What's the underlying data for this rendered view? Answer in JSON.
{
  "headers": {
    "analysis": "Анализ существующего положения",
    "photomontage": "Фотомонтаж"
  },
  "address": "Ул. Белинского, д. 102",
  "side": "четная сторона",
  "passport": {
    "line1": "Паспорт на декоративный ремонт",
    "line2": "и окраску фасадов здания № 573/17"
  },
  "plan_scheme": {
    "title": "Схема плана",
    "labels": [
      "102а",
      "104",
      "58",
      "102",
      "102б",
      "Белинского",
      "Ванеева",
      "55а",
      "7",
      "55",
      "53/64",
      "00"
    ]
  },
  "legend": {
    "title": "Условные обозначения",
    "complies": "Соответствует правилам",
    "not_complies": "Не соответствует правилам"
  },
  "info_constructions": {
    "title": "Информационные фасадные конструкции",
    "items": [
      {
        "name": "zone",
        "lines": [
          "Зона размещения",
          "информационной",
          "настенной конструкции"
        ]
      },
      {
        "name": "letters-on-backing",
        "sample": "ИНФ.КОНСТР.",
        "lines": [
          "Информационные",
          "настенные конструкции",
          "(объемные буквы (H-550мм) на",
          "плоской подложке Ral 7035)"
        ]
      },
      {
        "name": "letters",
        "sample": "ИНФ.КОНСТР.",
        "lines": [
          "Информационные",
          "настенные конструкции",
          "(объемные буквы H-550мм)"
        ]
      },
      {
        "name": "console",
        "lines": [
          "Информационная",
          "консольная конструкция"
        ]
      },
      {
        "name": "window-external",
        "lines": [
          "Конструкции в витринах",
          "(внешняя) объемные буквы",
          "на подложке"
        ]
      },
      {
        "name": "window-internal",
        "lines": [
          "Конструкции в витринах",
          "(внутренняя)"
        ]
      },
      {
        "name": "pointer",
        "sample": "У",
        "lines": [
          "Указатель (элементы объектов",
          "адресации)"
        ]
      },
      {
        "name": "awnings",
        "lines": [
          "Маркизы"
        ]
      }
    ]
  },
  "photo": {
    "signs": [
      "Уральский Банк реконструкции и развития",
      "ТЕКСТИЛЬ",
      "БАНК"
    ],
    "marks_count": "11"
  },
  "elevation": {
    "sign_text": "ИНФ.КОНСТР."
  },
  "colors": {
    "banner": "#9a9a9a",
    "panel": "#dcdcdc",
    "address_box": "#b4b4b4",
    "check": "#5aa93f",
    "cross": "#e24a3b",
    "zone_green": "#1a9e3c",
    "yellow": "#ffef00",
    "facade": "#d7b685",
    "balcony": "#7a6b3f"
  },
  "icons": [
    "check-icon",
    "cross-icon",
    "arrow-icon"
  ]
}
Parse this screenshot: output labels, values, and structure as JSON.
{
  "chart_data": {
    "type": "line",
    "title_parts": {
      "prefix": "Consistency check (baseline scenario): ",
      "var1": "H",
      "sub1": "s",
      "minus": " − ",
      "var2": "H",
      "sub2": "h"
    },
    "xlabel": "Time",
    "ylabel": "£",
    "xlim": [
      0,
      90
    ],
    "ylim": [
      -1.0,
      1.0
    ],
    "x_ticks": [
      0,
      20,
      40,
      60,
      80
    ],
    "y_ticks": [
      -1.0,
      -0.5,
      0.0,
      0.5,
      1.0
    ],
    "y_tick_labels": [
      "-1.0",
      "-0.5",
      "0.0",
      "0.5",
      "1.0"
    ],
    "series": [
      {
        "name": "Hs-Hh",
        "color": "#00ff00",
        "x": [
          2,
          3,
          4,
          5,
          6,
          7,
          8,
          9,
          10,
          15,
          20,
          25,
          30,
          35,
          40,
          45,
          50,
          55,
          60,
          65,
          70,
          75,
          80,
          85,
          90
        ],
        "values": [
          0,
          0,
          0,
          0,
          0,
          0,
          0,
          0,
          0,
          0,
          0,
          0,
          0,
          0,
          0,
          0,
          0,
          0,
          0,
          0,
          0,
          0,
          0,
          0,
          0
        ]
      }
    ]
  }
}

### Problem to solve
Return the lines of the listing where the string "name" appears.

### Answer to the problem
        "name": "zone",
        "name": "letters-on-backing",
        "name": "letters",
        "name": "console",
        "name": "window-external",
        "name": "window-internal",
        "name": "pointer",
        "name": "awnings",
        "name": "Hs-Hh",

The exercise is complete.